[Start of Attachment]

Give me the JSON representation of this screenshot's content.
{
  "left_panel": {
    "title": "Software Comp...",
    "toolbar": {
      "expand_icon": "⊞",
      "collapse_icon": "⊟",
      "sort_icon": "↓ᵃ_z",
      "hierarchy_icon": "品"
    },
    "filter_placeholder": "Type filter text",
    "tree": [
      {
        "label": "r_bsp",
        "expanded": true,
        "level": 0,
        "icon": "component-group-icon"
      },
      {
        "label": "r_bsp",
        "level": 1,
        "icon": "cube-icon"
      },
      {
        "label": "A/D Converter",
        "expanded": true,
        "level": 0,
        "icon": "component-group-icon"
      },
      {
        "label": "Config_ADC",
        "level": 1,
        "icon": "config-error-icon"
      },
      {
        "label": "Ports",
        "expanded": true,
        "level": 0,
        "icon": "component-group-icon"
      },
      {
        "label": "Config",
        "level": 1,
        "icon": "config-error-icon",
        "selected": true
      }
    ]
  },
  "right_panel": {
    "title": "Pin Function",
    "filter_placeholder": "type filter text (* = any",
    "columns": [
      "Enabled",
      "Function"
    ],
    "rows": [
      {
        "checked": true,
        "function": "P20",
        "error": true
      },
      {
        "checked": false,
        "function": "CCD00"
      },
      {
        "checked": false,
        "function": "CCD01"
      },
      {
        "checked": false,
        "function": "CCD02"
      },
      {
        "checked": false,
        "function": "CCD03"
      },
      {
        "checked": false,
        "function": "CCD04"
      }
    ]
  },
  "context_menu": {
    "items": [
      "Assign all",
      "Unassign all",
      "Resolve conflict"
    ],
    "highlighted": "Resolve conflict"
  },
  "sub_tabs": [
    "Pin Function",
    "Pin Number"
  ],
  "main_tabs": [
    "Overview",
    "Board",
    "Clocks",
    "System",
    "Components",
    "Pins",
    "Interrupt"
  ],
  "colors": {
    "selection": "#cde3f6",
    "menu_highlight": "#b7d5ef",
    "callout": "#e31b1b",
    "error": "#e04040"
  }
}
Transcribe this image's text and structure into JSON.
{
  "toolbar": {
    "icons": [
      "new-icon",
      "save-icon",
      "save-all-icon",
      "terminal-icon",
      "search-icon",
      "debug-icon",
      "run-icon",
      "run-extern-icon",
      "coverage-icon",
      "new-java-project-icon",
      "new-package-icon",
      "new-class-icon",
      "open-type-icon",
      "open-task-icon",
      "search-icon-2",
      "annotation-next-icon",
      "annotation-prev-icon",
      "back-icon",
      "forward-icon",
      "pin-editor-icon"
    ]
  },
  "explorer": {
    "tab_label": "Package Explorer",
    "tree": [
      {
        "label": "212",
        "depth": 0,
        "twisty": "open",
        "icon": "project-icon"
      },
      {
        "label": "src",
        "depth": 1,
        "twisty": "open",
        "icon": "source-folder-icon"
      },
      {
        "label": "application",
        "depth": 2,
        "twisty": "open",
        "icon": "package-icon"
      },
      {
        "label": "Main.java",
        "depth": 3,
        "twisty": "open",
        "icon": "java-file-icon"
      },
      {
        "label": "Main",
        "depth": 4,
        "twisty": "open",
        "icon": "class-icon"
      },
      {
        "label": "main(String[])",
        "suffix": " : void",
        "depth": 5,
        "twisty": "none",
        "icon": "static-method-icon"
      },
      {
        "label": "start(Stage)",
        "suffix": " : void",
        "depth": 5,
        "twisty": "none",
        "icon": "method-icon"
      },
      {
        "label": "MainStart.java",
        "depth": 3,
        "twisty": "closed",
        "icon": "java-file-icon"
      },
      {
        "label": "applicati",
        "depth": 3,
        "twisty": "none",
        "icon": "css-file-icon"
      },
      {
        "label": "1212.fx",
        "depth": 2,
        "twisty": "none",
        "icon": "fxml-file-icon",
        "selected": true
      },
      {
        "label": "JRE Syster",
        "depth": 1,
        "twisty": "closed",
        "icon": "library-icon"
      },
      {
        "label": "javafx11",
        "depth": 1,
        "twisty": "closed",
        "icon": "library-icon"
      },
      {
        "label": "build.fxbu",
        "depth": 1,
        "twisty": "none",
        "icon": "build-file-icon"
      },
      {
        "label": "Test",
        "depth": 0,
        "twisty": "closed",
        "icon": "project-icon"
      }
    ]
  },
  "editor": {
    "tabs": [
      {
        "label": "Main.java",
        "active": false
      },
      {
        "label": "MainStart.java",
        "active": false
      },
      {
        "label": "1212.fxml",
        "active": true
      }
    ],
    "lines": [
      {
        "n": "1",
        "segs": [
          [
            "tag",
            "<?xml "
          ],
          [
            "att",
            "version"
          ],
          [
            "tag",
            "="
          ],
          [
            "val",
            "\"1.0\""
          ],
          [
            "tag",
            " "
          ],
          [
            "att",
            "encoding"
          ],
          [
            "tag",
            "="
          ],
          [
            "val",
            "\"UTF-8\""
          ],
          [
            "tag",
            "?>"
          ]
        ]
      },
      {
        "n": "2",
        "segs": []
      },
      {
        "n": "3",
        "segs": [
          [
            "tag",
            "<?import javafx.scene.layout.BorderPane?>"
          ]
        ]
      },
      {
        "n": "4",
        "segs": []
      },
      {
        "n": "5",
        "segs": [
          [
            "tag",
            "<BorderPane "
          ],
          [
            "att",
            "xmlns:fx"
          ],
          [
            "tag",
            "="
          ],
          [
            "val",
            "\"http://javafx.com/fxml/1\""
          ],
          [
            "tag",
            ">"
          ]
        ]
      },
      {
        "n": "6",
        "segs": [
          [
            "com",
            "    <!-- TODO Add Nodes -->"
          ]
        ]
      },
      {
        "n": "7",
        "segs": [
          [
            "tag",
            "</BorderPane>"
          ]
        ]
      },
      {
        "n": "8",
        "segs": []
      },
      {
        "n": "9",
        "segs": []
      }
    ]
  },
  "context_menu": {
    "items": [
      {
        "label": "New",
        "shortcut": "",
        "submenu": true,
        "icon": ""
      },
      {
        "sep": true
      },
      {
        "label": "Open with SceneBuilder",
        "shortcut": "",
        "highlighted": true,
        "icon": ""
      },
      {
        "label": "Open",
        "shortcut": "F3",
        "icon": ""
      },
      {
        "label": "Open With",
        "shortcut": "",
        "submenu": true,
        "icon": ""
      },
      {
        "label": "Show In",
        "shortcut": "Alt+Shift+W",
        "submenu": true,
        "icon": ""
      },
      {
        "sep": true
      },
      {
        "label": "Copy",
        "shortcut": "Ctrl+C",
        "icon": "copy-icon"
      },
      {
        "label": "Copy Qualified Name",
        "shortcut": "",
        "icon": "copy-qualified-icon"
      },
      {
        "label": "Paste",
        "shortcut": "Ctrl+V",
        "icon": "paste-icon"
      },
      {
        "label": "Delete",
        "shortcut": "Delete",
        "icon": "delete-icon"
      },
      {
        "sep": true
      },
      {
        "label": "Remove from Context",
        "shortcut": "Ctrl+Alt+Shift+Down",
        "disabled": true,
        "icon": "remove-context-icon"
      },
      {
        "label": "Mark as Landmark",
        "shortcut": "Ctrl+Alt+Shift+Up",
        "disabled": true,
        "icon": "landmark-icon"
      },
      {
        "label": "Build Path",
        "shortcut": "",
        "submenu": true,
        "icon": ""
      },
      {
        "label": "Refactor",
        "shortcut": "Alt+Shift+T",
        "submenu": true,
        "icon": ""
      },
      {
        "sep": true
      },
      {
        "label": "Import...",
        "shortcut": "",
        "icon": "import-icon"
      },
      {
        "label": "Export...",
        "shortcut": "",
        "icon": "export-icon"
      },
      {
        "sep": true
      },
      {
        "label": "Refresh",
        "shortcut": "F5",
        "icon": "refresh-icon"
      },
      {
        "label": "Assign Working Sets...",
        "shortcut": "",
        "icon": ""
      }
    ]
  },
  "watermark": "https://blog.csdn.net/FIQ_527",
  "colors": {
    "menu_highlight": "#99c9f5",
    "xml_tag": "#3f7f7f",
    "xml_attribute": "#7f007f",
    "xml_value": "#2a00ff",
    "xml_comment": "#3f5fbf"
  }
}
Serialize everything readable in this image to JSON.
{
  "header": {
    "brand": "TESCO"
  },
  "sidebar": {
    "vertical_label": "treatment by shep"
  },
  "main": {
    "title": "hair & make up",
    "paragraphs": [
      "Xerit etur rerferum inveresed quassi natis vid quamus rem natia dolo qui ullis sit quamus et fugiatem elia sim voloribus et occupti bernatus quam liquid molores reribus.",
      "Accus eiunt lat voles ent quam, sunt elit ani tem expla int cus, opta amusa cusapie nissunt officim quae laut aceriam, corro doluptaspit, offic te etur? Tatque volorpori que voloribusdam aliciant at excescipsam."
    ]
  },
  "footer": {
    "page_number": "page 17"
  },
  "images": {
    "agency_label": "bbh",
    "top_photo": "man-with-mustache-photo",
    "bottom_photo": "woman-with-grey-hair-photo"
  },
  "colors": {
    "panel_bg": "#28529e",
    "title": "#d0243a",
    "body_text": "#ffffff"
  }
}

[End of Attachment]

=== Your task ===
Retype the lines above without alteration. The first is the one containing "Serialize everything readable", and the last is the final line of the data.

=== Answer for the task ===
Serialize everything readable in this image to JSON.
{
  "header": {
    "brand": "TESCO"
  },
  "sidebar": {
    "vertical_label": "treatment by shep"
  },
  "main": {
    "title": "hair & make up",
    "paragraphs": [
      "Xerit etur rerferum inveresed quassi natis vid quamus rem natia dolo qui ullis sit quamus et fugiatem elia sim voloribus et occupti bernatus quam liquid molores reribus.",
      "Accus eiunt lat voles ent quam, sunt elit ani tem expla int cus, opta amusa cusapie nissunt officim quae laut aceriam, corro doluptaspit, offic te etur? Tatque volorpori que voloribusdam aliciant at excescipsam."
    ]
  },
  "footer": {
    "page_number": "page 17"
  },
  "images": {
    "agency_label": "bbh",
    "top_photo": "man-with-mustache-photo",
    "bottom_photo": "woman-with-grey-hair-photo"
  },
  "colors": {
    "panel_bg": "#28529e",
    "title": "#d0243a",
    "body_text": "#ffffff"
  }
}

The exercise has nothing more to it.